> TASK PROMPT: Each entry that follows is to be copied exactly, minus any pictures.
****************************************
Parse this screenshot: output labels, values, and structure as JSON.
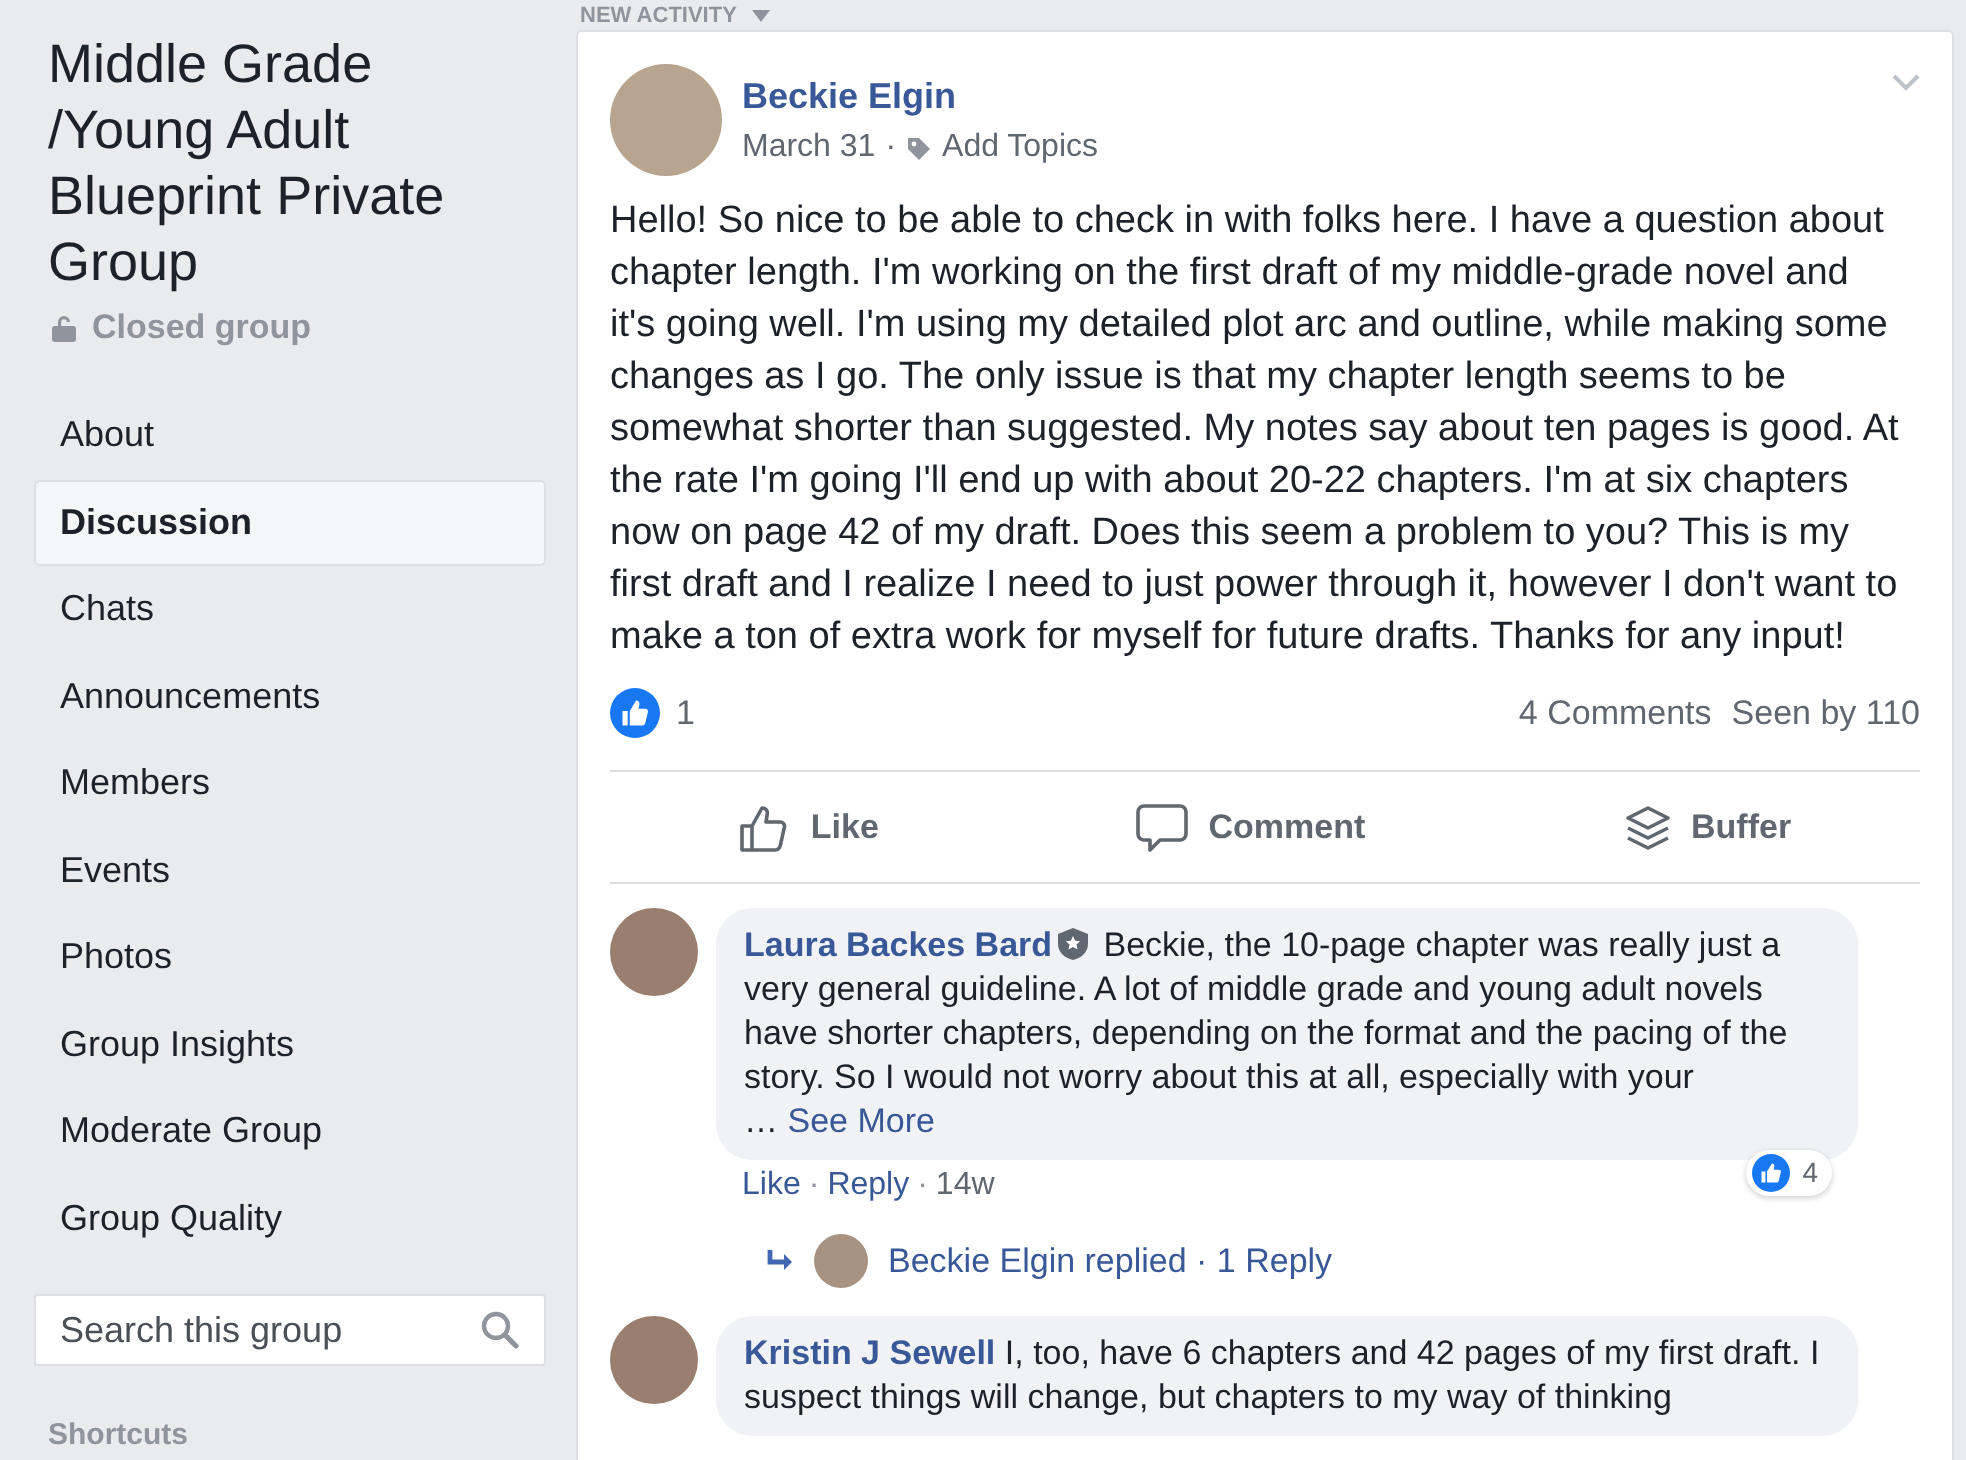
{
  "sidebar": {
    "group_title": "Middle Grade /Young Adult Blueprint Private Group",
    "privacy": "Closed group",
    "nav": [
      {
        "label": "About",
        "selected": false
      },
      {
        "label": "Discussion",
        "selected": true
      },
      {
        "label": "Chats",
        "selected": false
      },
      {
        "label": "Announcements",
        "selected": false
      },
      {
        "label": "Members",
        "selected": false
      },
      {
        "label": "Events",
        "selected": false
      },
      {
        "label": "Photos",
        "selected": false
      },
      {
        "label": "Group Insights",
        "selected": false
      },
      {
        "label": "Moderate Group",
        "selected": false
      },
      {
        "label": "Group Quality",
        "selected": false
      }
    ],
    "search": {
      "placeholder": "Search this group"
    },
    "shortcuts_heading": "Shortcuts"
  },
  "feed": {
    "section_label": "NEW ACTIVITY",
    "post": {
      "author": "Beckie Elgin",
      "date": "March 31",
      "separator": "·",
      "add_topics": "Add Topics",
      "body": "Hello! So nice to be able to check in with folks here. I have a question about chapter length. I'm working on the first draft of my middle-grade novel and it's going well. I'm using my detailed plot arc and outline, while making some changes as I go. The only issue is that my chapter length seems to be somewhat shorter than suggested. My notes say about ten pages is good. At the rate I'm going I'll end up with about 20-22 chapters. I'm at six chapters now on page 42 of my draft. Does this seem a problem to you? This is my first draft and I realize I need to just power through it, however I don't want to make a ton of extra work for myself for future drafts. Thanks for any input!",
      "reaction_count": "1",
      "comments_count": "4 Comments",
      "seen_by": "Seen by 110",
      "actions": [
        {
          "kind": "like",
          "label": "Like"
        },
        {
          "kind": "comment",
          "label": "Comment"
        },
        {
          "kind": "buffer",
          "label": "Buffer"
        }
      ]
    },
    "comments": [
      {
        "author": "Laura Backes Bard",
        "admin_badge": true,
        "text": "Beckie, the 10-page chapter was really just a very general guideline. A lot of middle grade and young adult novels have shorter chapters, depending on the format and the pacing of the story. So I would not worry about this at all, especially with your",
        "ellipsis": "…",
        "see_more": "See More",
        "reaction_count": "4",
        "like": "Like",
        "separator_1": "·",
        "reply": "Reply",
        "separator_2": "·",
        "time": "14w",
        "replies": "Beckie Elgin replied · 1 Reply"
      },
      {
        "author": "Kristin J Sewell",
        "admin_badge": false,
        "text": "I, too, have 6 chapters and 42 pages of my first draft. I suspect things will change, but chapters to my way of thinking"
      }
    ]
  }
}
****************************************
> WRITTEN SOLUTION:
Parse this screenshot: output labels, values, and structure as JSON.
{
  "sidebar": {
    "group_title": "Middle Grade /Young Adult Blueprint Private Group",
    "privacy": "Closed group",
    "nav": [
      {
        "label": "About",
        "selected": false
      },
      {
        "label": "Discussion",
        "selected": true
      },
      {
        "label": "Chats",
        "selected": false
      },
      {
        "label": "Announcements",
        "selected": false
      },
      {
        "label": "Members",
        "selected": false
      },
      {
        "label": "Events",
        "selected": false
      },
      {
        "label": "Photos",
        "selected": false
      },
      {
        "label": "Group Insights",
        "selected": false
      },
      {
        "label": "Moderate Group",
        "selected": false
      },
      {
        "label": "Group Quality",
        "selected": false
      }
    ],
    "search": {
      "placeholder": "Search this group"
    },
    "shortcuts_heading": "Shortcuts"
  },
  "feed": {
    "section_label": "NEW ACTIVITY",
    "post": {
      "author": "Beckie Elgin",
      "date": "March 31",
      "separator": "·",
      "add_topics": "Add Topics",
      "body": "Hello! So nice to be able to check in with folks here. I have a question about chapter length. I'm working on the first draft of my middle-grade novel and it's going well. I'm using my detailed plot arc and outline, while making some changes as I go. The only issue is that my chapter length seems to be somewhat shorter than suggested. My notes say about ten pages is good. At the rate I'm going I'll end up with about 20-22 chapters. I'm at six chapters now on page 42 of my draft. Does this seem a problem to you? This is my first draft and I realize I need to just power through it, however I don't want to make a ton of extra work for myself for future drafts. Thanks for any input!",
      "reaction_count": "1",
      "comments_count": "4 Comments",
      "seen_by": "Seen by 110",
      "actions": [
        {
          "kind": "like",
          "label": "Like"
        },
        {
          "kind": "comment",
          "label": "Comment"
        },
        {
          "kind": "buffer",
          "label": "Buffer"
        }
      ]
    },
    "comments": [
      {
        "author": "Laura Backes Bard",
        "admin_badge": true,
        "text": "Beckie, the 10-page chapter was really just a very general guideline. A lot of middle grade and young adult novels have shorter chapters, depending on the format and the pacing of the story. So I would not worry about this at all, especially with your",
        "ellipsis": "…",
        "see_more": "See More",
        "reaction_count": "4",
        "like": "Like",
        "separator_1": "·",
        "reply": "Reply",
        "separator_2": "·",
        "time": "14w",
        "replies": "Beckie Elgin replied · 1 Reply"
      },
      {
        "author": "Kristin J Sewell",
        "admin_badge": false,
        "text": "I, too, have 6 chapters and 42 pages of my first draft. I suspect things will change, but chapters to my way of thinking"
      }
    ]
  }
}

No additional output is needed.